> [EXERCISE BRIEF]: Copy each line from the data that has the word "icon" in it.

--

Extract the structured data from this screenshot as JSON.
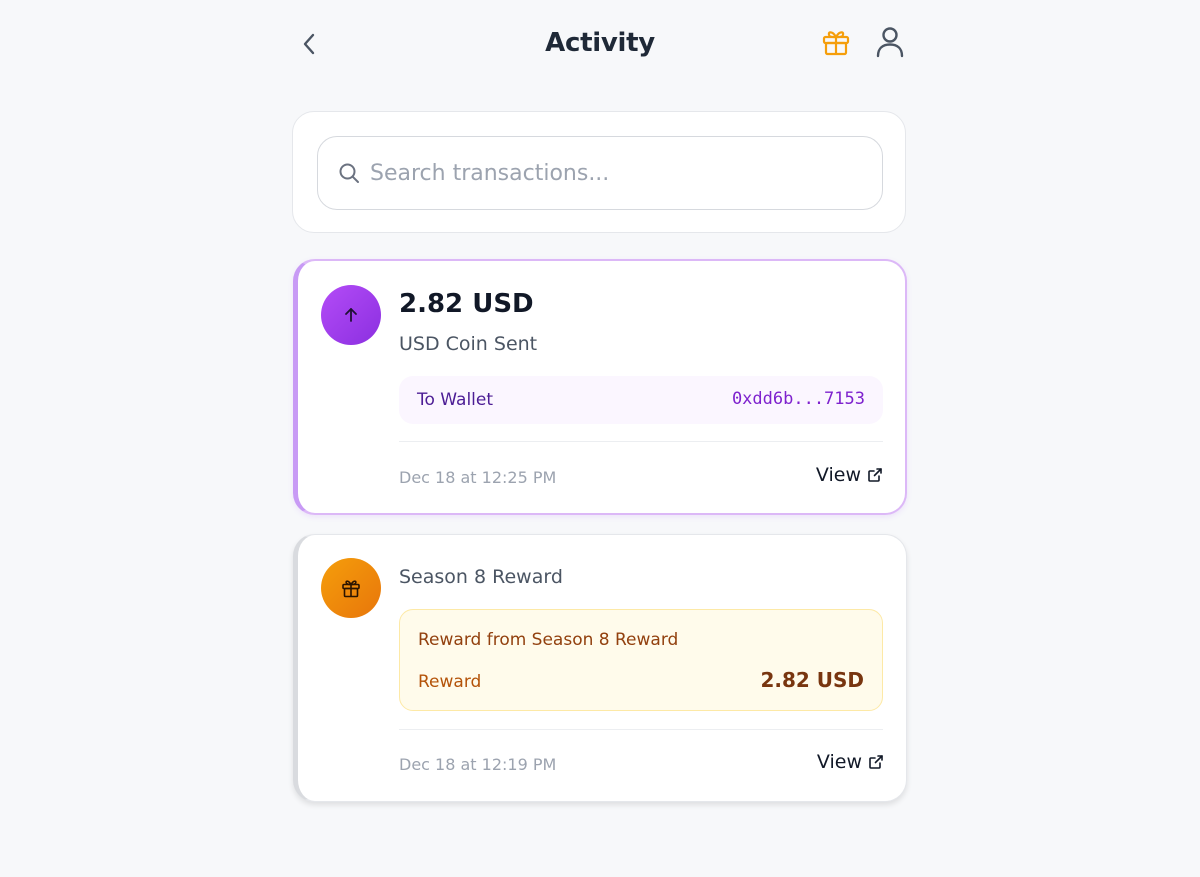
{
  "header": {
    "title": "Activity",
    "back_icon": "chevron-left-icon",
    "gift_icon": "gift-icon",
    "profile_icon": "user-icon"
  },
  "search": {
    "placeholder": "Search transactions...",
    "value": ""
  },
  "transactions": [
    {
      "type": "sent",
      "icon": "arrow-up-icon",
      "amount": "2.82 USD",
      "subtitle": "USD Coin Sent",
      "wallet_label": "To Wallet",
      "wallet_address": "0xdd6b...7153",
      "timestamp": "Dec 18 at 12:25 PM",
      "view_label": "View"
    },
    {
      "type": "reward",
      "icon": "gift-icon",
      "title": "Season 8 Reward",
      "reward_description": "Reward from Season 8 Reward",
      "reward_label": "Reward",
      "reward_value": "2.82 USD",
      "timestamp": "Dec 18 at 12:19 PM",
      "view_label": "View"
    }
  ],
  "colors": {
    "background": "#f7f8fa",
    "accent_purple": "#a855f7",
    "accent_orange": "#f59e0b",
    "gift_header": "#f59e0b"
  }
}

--

> [OUTPUT FOR THIS EXERCISE]:
    "back_icon": "chevron-left-icon",
    "gift_icon": "gift-icon",
    "profile_icon": "user-icon"
      "icon": "arrow-up-icon",
      "icon": "gift-icon",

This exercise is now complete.